wants to investigate rig activities, for instance, it must hire a
helicopter from an oil services company to fly it out to the offshore
rigs. The Jubilee Field sits roughly 75 nautical miles offshore, which
is at least a full day trip in a boat, or a 45-minute helicopter ride. A
recent spill of oil-based mud by Kosmos Energy, for which the company
is in the process of being fined, was reported to the agency by coastal
fishermen.

The fact that Ghanaian fishermen reported the spill at all is quite
surprising. Though Tullow Oil has held community consultations, and the
Ghana National Petroleum Company (GNPC) has also held workshops on the
oil in the Takoradi area, most fishermen have little knowledge of what
is happening offshore.
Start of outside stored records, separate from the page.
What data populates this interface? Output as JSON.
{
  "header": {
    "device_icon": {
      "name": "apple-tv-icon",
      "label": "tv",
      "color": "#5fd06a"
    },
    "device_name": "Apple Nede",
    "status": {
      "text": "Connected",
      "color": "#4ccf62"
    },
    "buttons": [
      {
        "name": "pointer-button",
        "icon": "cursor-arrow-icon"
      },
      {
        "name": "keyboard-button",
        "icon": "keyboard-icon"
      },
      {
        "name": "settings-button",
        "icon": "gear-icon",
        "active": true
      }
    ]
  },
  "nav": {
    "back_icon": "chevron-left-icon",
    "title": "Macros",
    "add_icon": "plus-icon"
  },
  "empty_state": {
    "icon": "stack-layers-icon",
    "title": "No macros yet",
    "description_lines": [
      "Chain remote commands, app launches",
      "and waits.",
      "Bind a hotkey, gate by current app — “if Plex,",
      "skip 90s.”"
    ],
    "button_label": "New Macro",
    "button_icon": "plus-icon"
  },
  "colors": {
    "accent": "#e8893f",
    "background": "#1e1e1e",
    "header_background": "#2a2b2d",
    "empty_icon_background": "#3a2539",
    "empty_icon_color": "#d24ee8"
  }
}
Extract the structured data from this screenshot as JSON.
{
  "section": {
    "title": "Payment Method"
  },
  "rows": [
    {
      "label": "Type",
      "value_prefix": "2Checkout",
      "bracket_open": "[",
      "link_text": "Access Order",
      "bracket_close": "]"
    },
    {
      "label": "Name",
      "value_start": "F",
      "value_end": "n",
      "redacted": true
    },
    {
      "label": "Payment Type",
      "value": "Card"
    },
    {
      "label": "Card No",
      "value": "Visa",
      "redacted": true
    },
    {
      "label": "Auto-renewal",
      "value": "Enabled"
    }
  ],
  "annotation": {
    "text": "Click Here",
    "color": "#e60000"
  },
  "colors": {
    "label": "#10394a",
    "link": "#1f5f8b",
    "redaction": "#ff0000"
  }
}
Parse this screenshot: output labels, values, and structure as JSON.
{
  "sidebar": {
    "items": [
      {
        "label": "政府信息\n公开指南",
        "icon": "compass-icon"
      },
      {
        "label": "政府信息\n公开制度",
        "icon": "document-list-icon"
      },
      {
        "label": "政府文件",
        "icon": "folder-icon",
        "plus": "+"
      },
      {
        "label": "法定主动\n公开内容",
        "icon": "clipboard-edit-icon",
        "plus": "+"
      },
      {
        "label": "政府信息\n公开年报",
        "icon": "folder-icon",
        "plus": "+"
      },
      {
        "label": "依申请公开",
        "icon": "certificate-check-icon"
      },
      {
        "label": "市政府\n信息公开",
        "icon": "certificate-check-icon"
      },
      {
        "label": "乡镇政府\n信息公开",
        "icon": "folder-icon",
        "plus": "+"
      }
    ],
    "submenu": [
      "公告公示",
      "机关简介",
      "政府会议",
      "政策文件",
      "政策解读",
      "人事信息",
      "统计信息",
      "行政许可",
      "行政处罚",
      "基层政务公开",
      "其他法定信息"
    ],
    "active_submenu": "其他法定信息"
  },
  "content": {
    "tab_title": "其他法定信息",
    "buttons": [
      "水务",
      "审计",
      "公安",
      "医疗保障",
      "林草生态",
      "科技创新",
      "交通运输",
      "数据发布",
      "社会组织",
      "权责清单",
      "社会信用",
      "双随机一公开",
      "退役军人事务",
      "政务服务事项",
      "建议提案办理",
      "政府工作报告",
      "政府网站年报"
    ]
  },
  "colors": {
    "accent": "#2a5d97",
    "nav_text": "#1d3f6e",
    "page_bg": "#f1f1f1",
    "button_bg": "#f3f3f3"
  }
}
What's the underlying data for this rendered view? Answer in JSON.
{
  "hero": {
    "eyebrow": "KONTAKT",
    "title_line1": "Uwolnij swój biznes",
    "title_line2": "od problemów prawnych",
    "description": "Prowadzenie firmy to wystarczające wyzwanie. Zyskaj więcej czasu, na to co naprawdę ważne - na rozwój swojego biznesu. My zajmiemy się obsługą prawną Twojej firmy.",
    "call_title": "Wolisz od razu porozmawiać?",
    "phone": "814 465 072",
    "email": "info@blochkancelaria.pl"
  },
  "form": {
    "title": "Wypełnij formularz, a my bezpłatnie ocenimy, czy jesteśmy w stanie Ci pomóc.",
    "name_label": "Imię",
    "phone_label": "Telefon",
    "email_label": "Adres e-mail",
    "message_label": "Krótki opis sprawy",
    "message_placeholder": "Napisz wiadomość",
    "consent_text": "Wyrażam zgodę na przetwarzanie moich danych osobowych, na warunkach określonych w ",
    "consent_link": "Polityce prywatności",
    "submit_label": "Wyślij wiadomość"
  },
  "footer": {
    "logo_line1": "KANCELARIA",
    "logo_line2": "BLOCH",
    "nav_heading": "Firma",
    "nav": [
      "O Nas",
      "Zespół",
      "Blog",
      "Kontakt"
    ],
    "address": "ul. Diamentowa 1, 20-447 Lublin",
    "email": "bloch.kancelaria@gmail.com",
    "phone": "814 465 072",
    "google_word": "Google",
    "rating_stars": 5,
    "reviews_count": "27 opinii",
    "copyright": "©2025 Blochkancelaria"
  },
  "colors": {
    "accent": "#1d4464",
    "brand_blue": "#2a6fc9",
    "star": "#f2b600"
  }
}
“Only about 1 percent of fishermen know what is going on with the oil,”
says Ed-Love Quarshie, secretary of the Line Hook Canoe Fishermen
Assocation in Sekondi, Takoradi’s sister city. “These forums and
workshops should happen at the beach where the fishermen are.”

The Ghanaian government has banned fishing within 500 yards of the oil
rigs, a source of tension with fishermen, who say that fish are
attracted to the rig’s lights. Fishermen do not know where they aren’t
allowed to fish, and there are no buoys or markers in the water to
indicate a no-fishing zone, according to Quarshie.

Ghana’s coastal communities want assurances from the government that
they will receive a percentage of the oil revenues to compensate them
for the impact the oil industry could have on the ocean’s health. The
government is planning to channel a percentage of its oil revenues into a
revenue-sharing fund called the Ghana Petroleum Fund, but the details
of how that money will be allocated is yet to be determined.
// ]]>